Get Even More Visitors To Your Blog, Upgrade To A Business Listing >>

3 Things You Should Know About the Motor Accident Insurance Act 1994


The Motor Accident Insurance Act 1994 was enacted to provide guidance for personal injuries involving vehicle accidents. It applies to any injury that was inflicted as a result of driving a motor vehicle, a vehicle operating out of control, collision with a vehicle, a defect in a vehicle, or due to a wrongful act involving a motor vehicle.

  •         You Must Provide Written Notice to Insurer

If you were injured, you are required to give written notice to the Insurer prior to going to court. The notice must be lodged with the insurer within either 9 months of the date of accident or 1 month of first consulting a lawyer, whichever comes first. You can still lodge the claim after this time, but must then provide a reasonable excuse for delay.

For claims involving unknown or uninsured cars, you must lodge the claim with the Nominal Defendant within 9 months of the date of the accident, or you will lose all your legal rights to compensation from the Nominal Defendant.

  •         The Insurer Must Try to Resolve the Claim First
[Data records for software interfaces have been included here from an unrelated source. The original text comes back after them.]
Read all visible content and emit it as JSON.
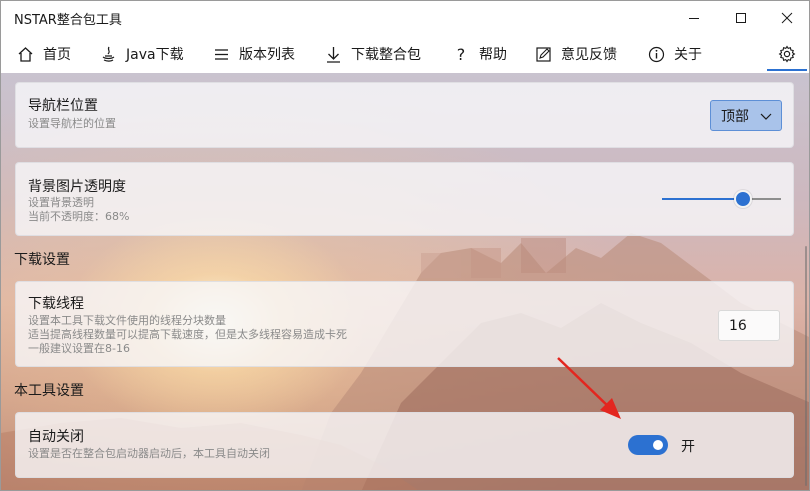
{
  "window": {
    "title": "NSTAR整合包工具",
    "controls": [
      "minimize-icon",
      "maximize-icon",
      "close-icon"
    ]
  },
  "nav": {
    "items": [
      {
        "label": "首页",
        "icon": "home-icon"
      },
      {
        "label": "Java下载",
        "icon": "java-icon"
      },
      {
        "label": "版本列表",
        "icon": "list-icon"
      },
      {
        "label": "下载整合包",
        "icon": "download-icon"
      },
      {
        "label": "帮助",
        "icon": "help-icon"
      },
      {
        "label": "意见反馈",
        "icon": "feedback-icon"
      },
      {
        "label": "关于",
        "icon": "info-icon"
      }
    ],
    "active": "settings",
    "accent": "#2c71d1"
  },
  "settings": {
    "nav_position": {
      "title": "导航栏位置",
      "desc": "设置导航栏的位置",
      "value": "顶部"
    },
    "bg_opacity": {
      "title": "背景图片透明度",
      "desc1": "设置背景透明",
      "desc2": "当前不透明度：68%",
      "value": 0.68
    },
    "download_section": "下载设置",
    "threads": {
      "title": "下载线程",
      "desc1": "设置本工具下载文件使用的线程分块数量",
      "desc2": "适当提高线程数量可以提高下载速度，但是太多线程容易造成卡死",
      "desc3": "一般建议设置在8-16",
      "value": "16"
    },
    "tool_section": "本工具设置",
    "auto_close": {
      "title": "自动关闭",
      "desc": "设置是否在整合包启动器启动后，本工具自动关闭",
      "state_label": "开",
      "enabled": true
    }
  }
}
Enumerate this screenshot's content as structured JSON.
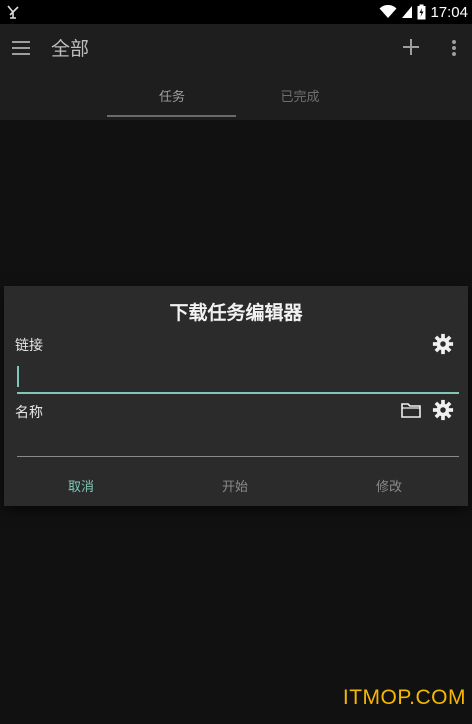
{
  "status_bar": {
    "time": "17:04"
  },
  "app_bar": {
    "title": "全部"
  },
  "tabs": [
    {
      "label": "任务"
    },
    {
      "label": "已完成"
    }
  ],
  "dialog": {
    "title": "下载任务编辑器",
    "link_label": "链接",
    "link_value": "",
    "name_label": "名称",
    "name_value": "",
    "buttons": {
      "cancel": "取消",
      "start": "开始",
      "modify": "修改"
    }
  },
  "watermark": "ITMOP.COM",
  "colors": {
    "accent": "#7fc7b6",
    "watermark": "#f5b800"
  }
}
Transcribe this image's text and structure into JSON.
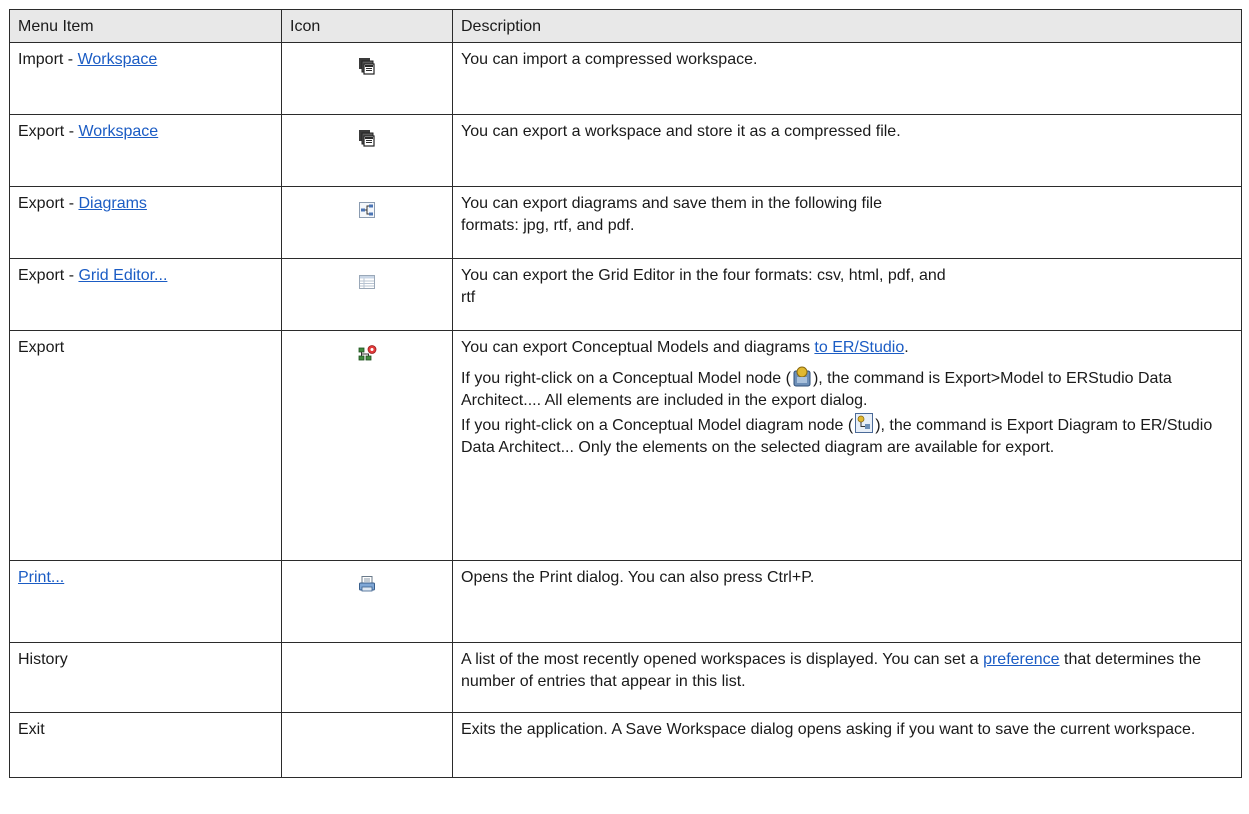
{
  "headers": [
    "Menu Item",
    "Icon",
    "Description"
  ],
  "rows": [
    {
      "item_prefix": "Import - ",
      "item_link": "Workspace",
      "icon": "workspace-icon",
      "desc": "You can import a compressed workspace."
    },
    {
      "item_prefix": "Export - ",
      "item_link": "Workspace",
      "icon": "workspace-icon",
      "desc": "You can export a workspace and store it as a compressed file."
    },
    {
      "item_prefix": "Export - ",
      "item_link": "Diagrams",
      "icon": "diagram-icon",
      "desc_line1": "You can export diagrams and save them in the following file",
      "desc_line2": "formats: jpg, rtf, and pdf."
    },
    {
      "item_prefix": "Export - ",
      "item_link": "Grid Editor...",
      "icon": "grid-icon",
      "desc_line1": "You can export the Grid Editor in the four formats: csv, html, pdf, and",
      "desc_line2": "rtf"
    },
    {
      "item": "Export",
      "icon": "export-model-icon",
      "desc_p1_text": "You can export Conceptual Models and diagrams ",
      "desc_p1_link": "to ER/Studio",
      "desc_p1_end": ".",
      "desc_p2_a": "If you right-click on a Conceptual Model node (",
      "desc_p2_b": "), the command is Export>Model to ERStudio Data Architect.... All elements are included in the export dialog.",
      "desc_p3_a": "If you right-click on a Conceptual Model diagram node (",
      "desc_p3_b": "), the command is Export Diagram to ER/Studio Data Architect... Only the elements on the selected diagram are available for export."
    },
    {
      "item_link": "Print...",
      "icon": "print-icon",
      "desc": "Opens the Print dialog. You can also press Ctrl+P."
    },
    {
      "item": "History",
      "desc_text": "A list of the most recently opened workspaces is displayed. You can set a ",
      "desc_link": "preference",
      "desc_end": " that determines the number of entries that appear in this list."
    },
    {
      "item": "Exit",
      "desc": "Exits the application. A Save Workspace dialog opens asking if you want to save the current workspace."
    }
  ],
  "colors": {
    "link": "#1b5cc4",
    "header_bg": "#e8e8e8",
    "border": "#2b2b2b"
  }
}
The insurer has six months from the time they receive your written notice to investigate how and why the accident happened and to advise whether or not they admit liability (fault). They are required to take reasonable steps to determine liability, notify the claimant, and invite the claimant to make a written offer of settlement if one was not already provided. You should seek legal advice before making offers an insurer. There must generally also be proper medical evidence to support the nature and extent of the injuries you have suffered.

Settlement negotiations can be ‘informal’, for example on the phone or by letters between your lawyer and the insurer. Alternatively, it can be by a compulsory conference, which is a round-table negotiation session with the insurer.

  •         Mandatory Final Offers

If a settlement is not reached at the compulsory conference, both parties are required to supply a mandatory final offer. This must happen even if the insurer denies liability. If the case goes to court, the parties must submit a sealed envelope containing their mandatory final offer.
Anyone injured on the road should understand the Motor Accident Insurance Act 1994. Make sure you know your rights and how to proceed with requesting compensation. Contact us today to discuss your personal injury claim.

The post 3 Things You Should Know About the Motor Accident Insurance Act 1994 appeared first on Carew Lawyers.

This post first appeared on Specialist Personal Injury Lawyers Brisbane - Care, please read the originial post: here

Share the post

3 Things You Should Know About the Motor Accident Insurance Act 1994


Subscribe to Specialist Personal Injury Lawyers Brisbane - Care

Get updates delivered right to your inbox!

Thank you for your subscription